piece the newspaper printed last month about abortion in El Salvador.
Several groups have attempted to correct the New York Times story, which Salvadorans and pro-lifers say is full of inaccuracies.
Times inaccurately reported that women in El Salvador are imprisoned
for up to 30 years for abortions. It also claimed that one woman,
featured in the story, who was imprisoned for infanticide was actually
imprisoned for an abortion.
The latest letter rejected by the Times was written by Julia Regina de Cardenal, President of ‘Yes to Life,’ and one of the experts who was quoted in the original Times piece.
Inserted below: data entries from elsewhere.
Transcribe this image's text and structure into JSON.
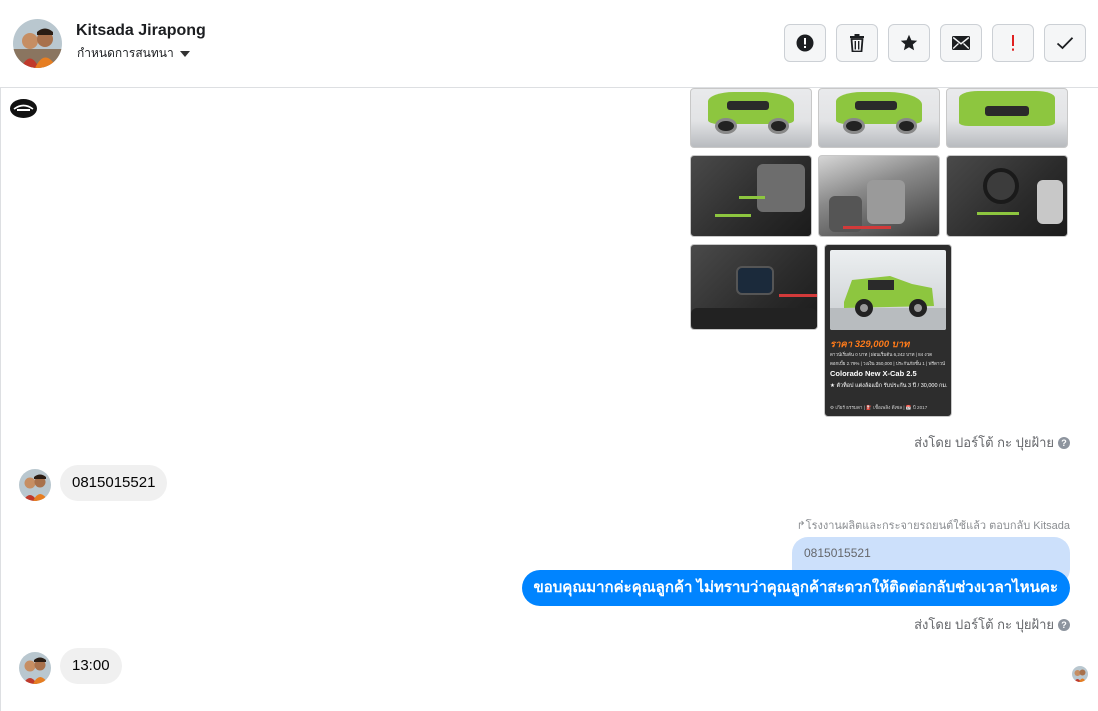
{
  "header": {
    "contact_name": "Kitsada Jirapong",
    "conversation_settings": "กำหนดการสนทนา"
  },
  "toolbar": {
    "buttons": [
      {
        "icon": "alert-circle-icon"
      },
      {
        "icon": "trash-icon"
      },
      {
        "icon": "star-icon"
      },
      {
        "icon": "envelope-icon"
      },
      {
        "icon": "exclamation-icon"
      },
      {
        "icon": "checkmark-icon"
      }
    ]
  },
  "flyer": {
    "price": "ราคา 329,000 บาท",
    "line1": "ดาวน์เริ่มต้น 0 บาท | ผ่อนเริ่มต้น 6,242 บาท | 84 งวด",
    "line2": "ดอกเบี้ย 2.79% | วงเงิน 350,000 | ประกันภัยชั้น 1 | ฟรีดาวน์",
    "model": "Colorado New X-Cab 2.5",
    "features": "★ ตัวท็อป แต่งล้อแม็ก รับประกัน 3 ปี / 30,000 กม.",
    "footer": "⚙ เกียร์ ธรรมดา  |  ⛽ เชื้อเพลิง ดีเซล  |  📅 ปี 2017"
  },
  "messages": {
    "sent_by_1": "ส่งโดย ปอร์โต้ กะ ปุยฝ้าย",
    "incoming_1": "0815015521",
    "reply_caption": "↱โรงงานผลิตและกระจายรถยนต์ใช้แล้ว ตอบกลับ Kitsada",
    "quoted_text": "0815015521",
    "outgoing_1": "ขอบคุณมากค่ะคุณลูกค้า ไม่ทราบว่าคุณลูกค้าสะดวกให้ติดต่อกลับช่วงเวลาไหนคะ",
    "sent_by_2": "ส่งโดย ปอร์โต้ กะ ปุยฝ้าย",
    "incoming_2": "13:00",
    "help_glyph": "?"
  },
  "colors": {
    "outgoing_bubble": "#0084ff",
    "incoming_bubble": "#f0f0f0",
    "quoted_bubble": "#cce0fb",
    "car_green": "#8dc63f"
  }
}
De Cardenal’s letter attempted to set the record straight on the U.S. new-giant’s story, LifeSiteNews.com has reported.
"Salvadoran reporters who investigated the issue of criminal prosecutions for abortion said that in the past seven years they found only three women were convicted for procuring illegal abortions and none of them were imprisoned,” wrote De Cardenal in her letter. “The primary purpose of criminal prosecutions is to charge abortionists who take advantage of women who find themselves in difficult situations."
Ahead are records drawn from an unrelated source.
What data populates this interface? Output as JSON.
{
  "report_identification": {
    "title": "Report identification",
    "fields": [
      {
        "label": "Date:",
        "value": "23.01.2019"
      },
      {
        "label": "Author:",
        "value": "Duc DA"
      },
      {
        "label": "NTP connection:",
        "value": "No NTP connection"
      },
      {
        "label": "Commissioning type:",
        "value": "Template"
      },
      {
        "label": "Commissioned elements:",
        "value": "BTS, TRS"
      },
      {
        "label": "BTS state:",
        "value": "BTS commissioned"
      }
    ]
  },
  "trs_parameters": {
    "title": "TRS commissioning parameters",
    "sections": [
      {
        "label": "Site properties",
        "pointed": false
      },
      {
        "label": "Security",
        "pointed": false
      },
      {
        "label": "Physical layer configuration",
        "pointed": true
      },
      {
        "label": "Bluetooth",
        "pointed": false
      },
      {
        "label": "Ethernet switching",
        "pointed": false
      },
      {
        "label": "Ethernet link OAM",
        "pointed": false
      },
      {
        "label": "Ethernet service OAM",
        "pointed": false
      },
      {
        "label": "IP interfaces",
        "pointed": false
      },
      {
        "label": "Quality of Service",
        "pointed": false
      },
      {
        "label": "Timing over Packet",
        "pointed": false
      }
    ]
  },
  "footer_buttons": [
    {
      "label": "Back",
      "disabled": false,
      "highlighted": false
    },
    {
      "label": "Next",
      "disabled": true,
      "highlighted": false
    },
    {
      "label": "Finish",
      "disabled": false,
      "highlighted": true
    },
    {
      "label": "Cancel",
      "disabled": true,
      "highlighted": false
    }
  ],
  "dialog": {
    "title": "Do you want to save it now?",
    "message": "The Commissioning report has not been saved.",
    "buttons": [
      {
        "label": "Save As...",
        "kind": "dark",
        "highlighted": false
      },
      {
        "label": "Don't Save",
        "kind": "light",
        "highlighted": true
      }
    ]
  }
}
"Government figures show maternal mortality went down in years following the tightening up of our abortion law. Women are safer because of our laws,” wrote Cardenal in response to the original Times article’s claim that women’s health has suffered under the abortion laws.
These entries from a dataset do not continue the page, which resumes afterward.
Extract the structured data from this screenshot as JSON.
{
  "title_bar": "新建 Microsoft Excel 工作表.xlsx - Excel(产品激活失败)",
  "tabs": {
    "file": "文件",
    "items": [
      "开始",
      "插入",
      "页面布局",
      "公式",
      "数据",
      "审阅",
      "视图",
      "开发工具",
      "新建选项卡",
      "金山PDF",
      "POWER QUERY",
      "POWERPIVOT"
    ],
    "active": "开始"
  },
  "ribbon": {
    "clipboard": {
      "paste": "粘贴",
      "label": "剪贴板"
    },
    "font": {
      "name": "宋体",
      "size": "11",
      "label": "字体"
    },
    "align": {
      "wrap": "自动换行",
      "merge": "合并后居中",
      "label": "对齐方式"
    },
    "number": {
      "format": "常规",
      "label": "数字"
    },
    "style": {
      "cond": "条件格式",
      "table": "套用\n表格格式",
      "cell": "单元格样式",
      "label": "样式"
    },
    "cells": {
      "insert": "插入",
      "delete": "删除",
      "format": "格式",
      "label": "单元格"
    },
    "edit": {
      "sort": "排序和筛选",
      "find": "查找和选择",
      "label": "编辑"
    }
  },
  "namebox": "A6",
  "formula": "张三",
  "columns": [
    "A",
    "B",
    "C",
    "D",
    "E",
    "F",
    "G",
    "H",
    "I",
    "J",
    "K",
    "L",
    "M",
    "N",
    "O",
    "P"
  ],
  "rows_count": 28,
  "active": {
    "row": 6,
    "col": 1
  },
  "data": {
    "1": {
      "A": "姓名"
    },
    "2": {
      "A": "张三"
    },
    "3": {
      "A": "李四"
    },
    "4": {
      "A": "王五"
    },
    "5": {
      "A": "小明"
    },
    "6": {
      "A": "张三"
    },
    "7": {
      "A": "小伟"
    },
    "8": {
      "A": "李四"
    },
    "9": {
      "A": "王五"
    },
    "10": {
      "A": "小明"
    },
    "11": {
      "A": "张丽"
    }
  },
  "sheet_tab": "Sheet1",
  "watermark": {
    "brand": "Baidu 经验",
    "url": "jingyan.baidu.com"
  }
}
.- The New York Times has refused to publish a corrective op-ed from the Salvadoran group Yes to Life. The letter reportedly points out further errors in a